    Any local site worth it's salt will toast anything gobyified. Two hiking trails in RIGHT my hometown, and the only reco I get is 25 some miles away, yet a simple Google search grabs both. I don't think this has legs.

  20. google's android browser is already starting to do stuff like this if you enable location, and if you check out the windows phone 7 demo from microsoft (devices becoming available later this year) they ship with similar functionality. Unless you can offer significantly more value (which i doubt, because google and ms bing have DEEP pockets) Goby is pretty much dead in the water.

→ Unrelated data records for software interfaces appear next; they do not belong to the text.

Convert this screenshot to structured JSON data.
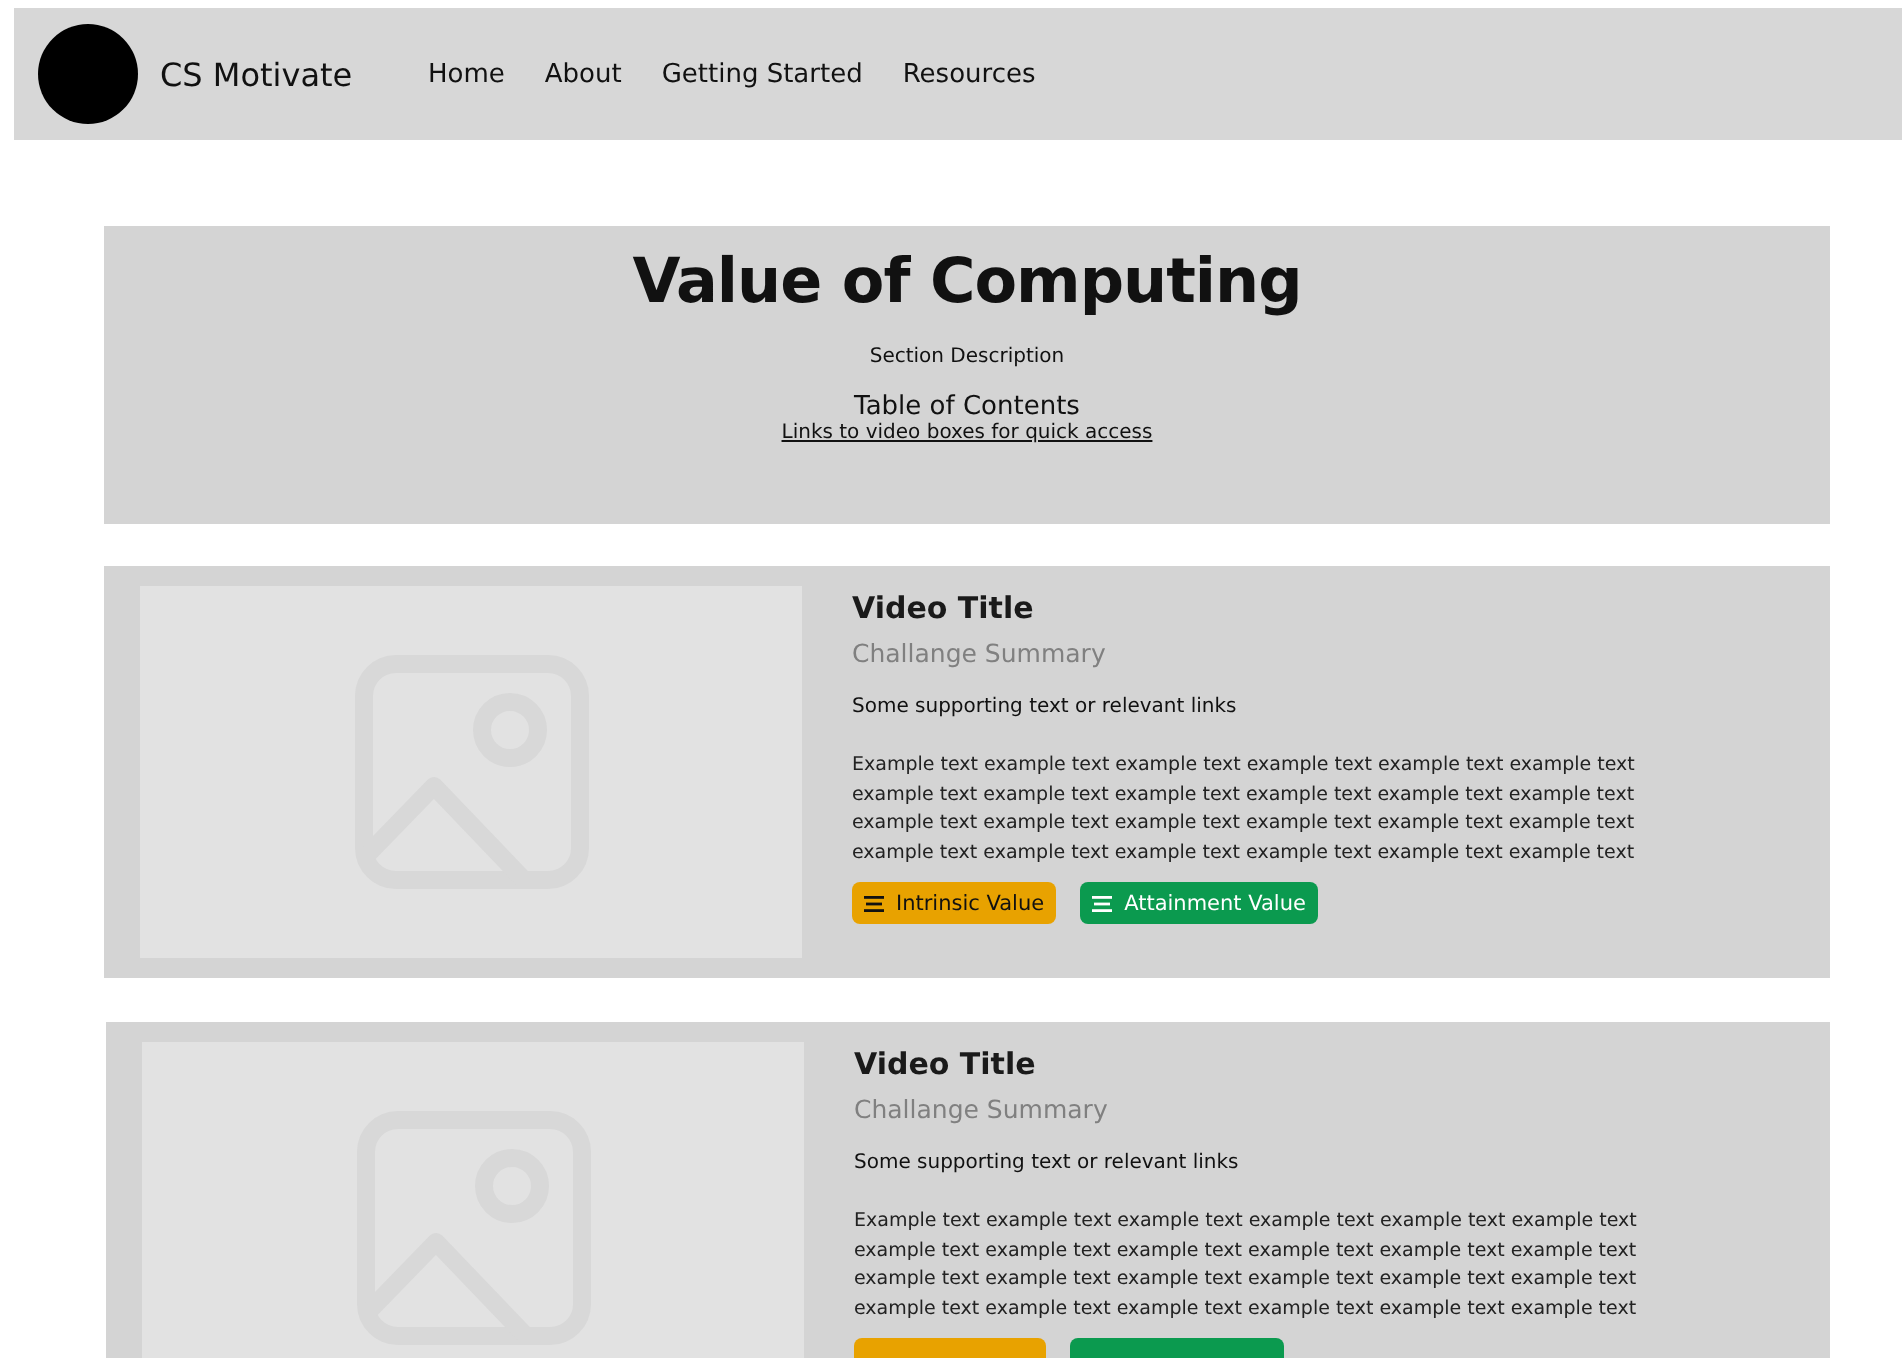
{
  "navbar": {
    "brand": "CS Motivate",
    "links": [
      {
        "label": "Home"
      },
      {
        "label": "About"
      },
      {
        "label": "Getting Started"
      },
      {
        "label": "Resources"
      }
    ]
  },
  "hero": {
    "title": "Value of Computing",
    "description": "Section Description",
    "toc_heading": "Table of Contents",
    "toc_link": "Links to video boxes for quick access"
  },
  "cards": [
    {
      "title": "Video Title",
      "summary": "Challange Summary",
      "supporting": "Some supporting text or relevant links",
      "body": "Example text example text example text example text example text example text example text example text example text example text example text example text example text example text example text example text example text example text example text example text example text example text example text example text",
      "tags": [
        {
          "label": "Intrinsic Value",
          "color": "#e8a200"
        },
        {
          "label": "Attainment Value",
          "color": "#0b9a4f"
        }
      ]
    },
    {
      "title": "Video Title",
      "summary": "Challange Summary",
      "supporting": "Some supporting text or relevant links",
      "body": "Example text example text example text example text example text example text example text example text example text example text example text example text example text example text example text example text example text example text example text example text example text example text example text example text",
      "tags": [
        {
          "color": "#e8a200"
        },
        {
          "color": "#0b9a4f"
        }
      ]
    }
  ]
}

    TheDealMap seems to have obvious quality control problems, the other players which offer a similar product to yours have higher quality results, albeit without the huge number to brag about, but quality vs quantity? i'd take quality.

  21. Goby is a very interesting service. Completely agree that for location-based services to go mainstream, they'll need to provide more everyday value than simply broadcasting your current whereabouts.

    We're taking a different angle on the problem of finding things to do. Rather than having users search for something to do near them, Poig.com is a new way to find out what your friends want to do (even before they make a plan or check in). We believe that social discovery is a powerful (and untapped) way to figure out what to do around you.

  22. Hi Christopher,

    Sorry the hiking didn't work out for you. If you are so inclined, drop me a note at mark – at – goby.com with your location and we'll investigate. We're young and always looking to improve.

    Re: “steal”. We don't steal any more than Google or any other search engine does. The legal questions around fair use are quite settled (e.g. http://www.eff.org/deeplinks/2006/01/google-cac… more importantly, we attribute all the content we find, we obey the standard robots.txt protocol, and we'll happily remove content at an owner's request.

    The bigger picture though: people today are buried by an avalanche of information and search engines provide a valuable service by helping people understand and comprehend that avalanche. Whether Goby has legs – well, obviously we believe it does, but in the end the market will decide that.